No, the realty is this — that in the Ascension, Jesus takes hold of us. And only by letting Him go and allowing Him to work with us from Heaven can we actually experience His power revealing itself through our actions, our prayer, our thoughts. Only in embracing His Ascension to the right hand of God, can we be sent out on mission for His Church — to transform hearts and bring the Risen God to those who need Him the most. No, we cannot cling to Jesus as if He was a child’s balloon. In John’s gospel, this idea is illustrated in a beautiful exchange between Jesus and Mary Magdalene on Easter Morning. Mary finally recognizes Jesus and falls at his feet in worship, but he responds in a curious way: “Stop holding onto me, for I have not yet ascended to the Father.”
He’s God. He’s unpredictable and changeless. He is perfect and all holy. And He loves us recklessly.
What does this reveal to us other than the fact that we don’t have a handle on the Lord. Instead, He has a handle on us. We can’t cling. And yet He wraps Himself around us. Our life in God — our life of faith — only makes sense when we let go of our deathgrip on Him and allow Him to work on His terms. When we let Him be God. When we allow Him to be Lord of the heavens and the earth. This is possible only if we let Him go to be with His Father and Our Father.
But the unbelievable thing is this: The apostles didn’t sulk. They didn’t worry. Big tears didn’t swell up in their eyes. Instead, we’re told that they “went forth and preached everywhere.” How can this be? Where did they get the motivation?
Jesus spent those 40 days before his Ascension encouraging them and preparing them for their upcoming task.
Isn’t it the case that we’re more like the balloon than Jesus? Aren’t we prone to “drift away” from the Lord? To trail off into the immensity of the skies, never to return?
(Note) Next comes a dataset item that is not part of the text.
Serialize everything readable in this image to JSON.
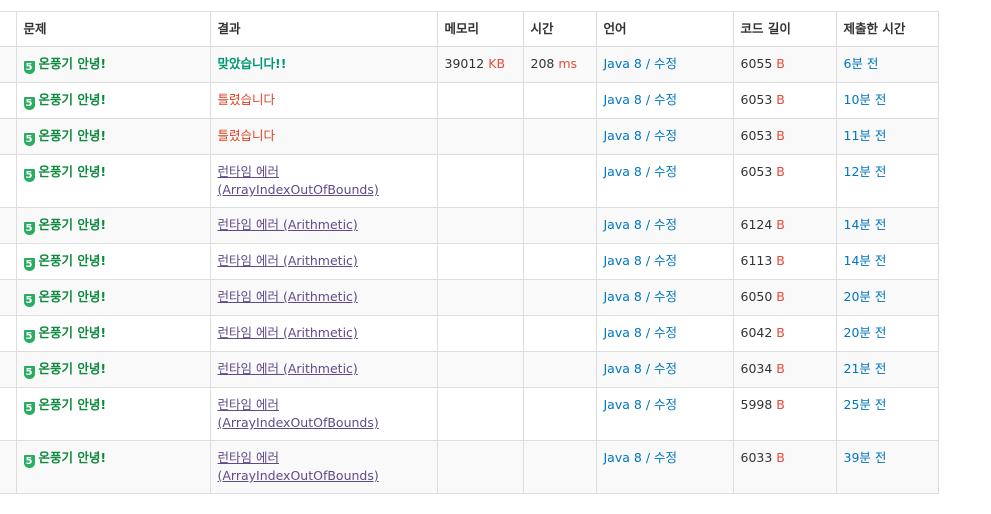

I’m always kind of frustrated when I hear Christians use the phrase “In Jesus’ time” — as if to lock Jesus into some far distant historical footnote. As if we have closed up the Lord’s tomb again and have forgotten he didn’t stay in there. But He’s alive. The Ascension of our Lord into Heaven reminds us that the definitive time for Jesus is now. In fact, it’s always been Jesus’ time, and it always will be. He has not abandoned His Church. He hasn’t floated away never to be seen again, leaving us to figure this religion thing out on our own. He came at a specific time in Israel’s history, but His time certainly hasn’t ended, in fact he is present in the way only God could be present to us — in our hearts, in our experiences, in the people we meet everyday. He is everywhere alive. Pope Benedict XVI says it beautifully: “First and foremost, the disciples bore witness to the fact that He is alive now, that he is Life itself, in whom we too come alive.”
Over the past few weeks of the Easter Season, we’ve been reading amazing stories from the Acts of the Apostles — stories that reveal that Jesus does not idly sit at the right hand of the Father. Through the working of the Holy Spirit, He is still actively pursuing the Father’s will through the life of the Church. We can understand the Ascension, therefore, as enabling Jesus to be present in a deep and abiding way, even if it is hidden. We experience this most of all in the breaking of the bread — where Jesus is visible, and yet hidden. He is fully and truly present with us and for us, and yet under the appearance of bread and wine. In the Eucharist, let us remember that Jesus is interceding for us. It is Christ who accomplishes the celebration of the Mass. He has passed over into Heaven, and has ascended. He didn’t leave us. He isn’t gone. He’s here. And he’s just as alive as ever.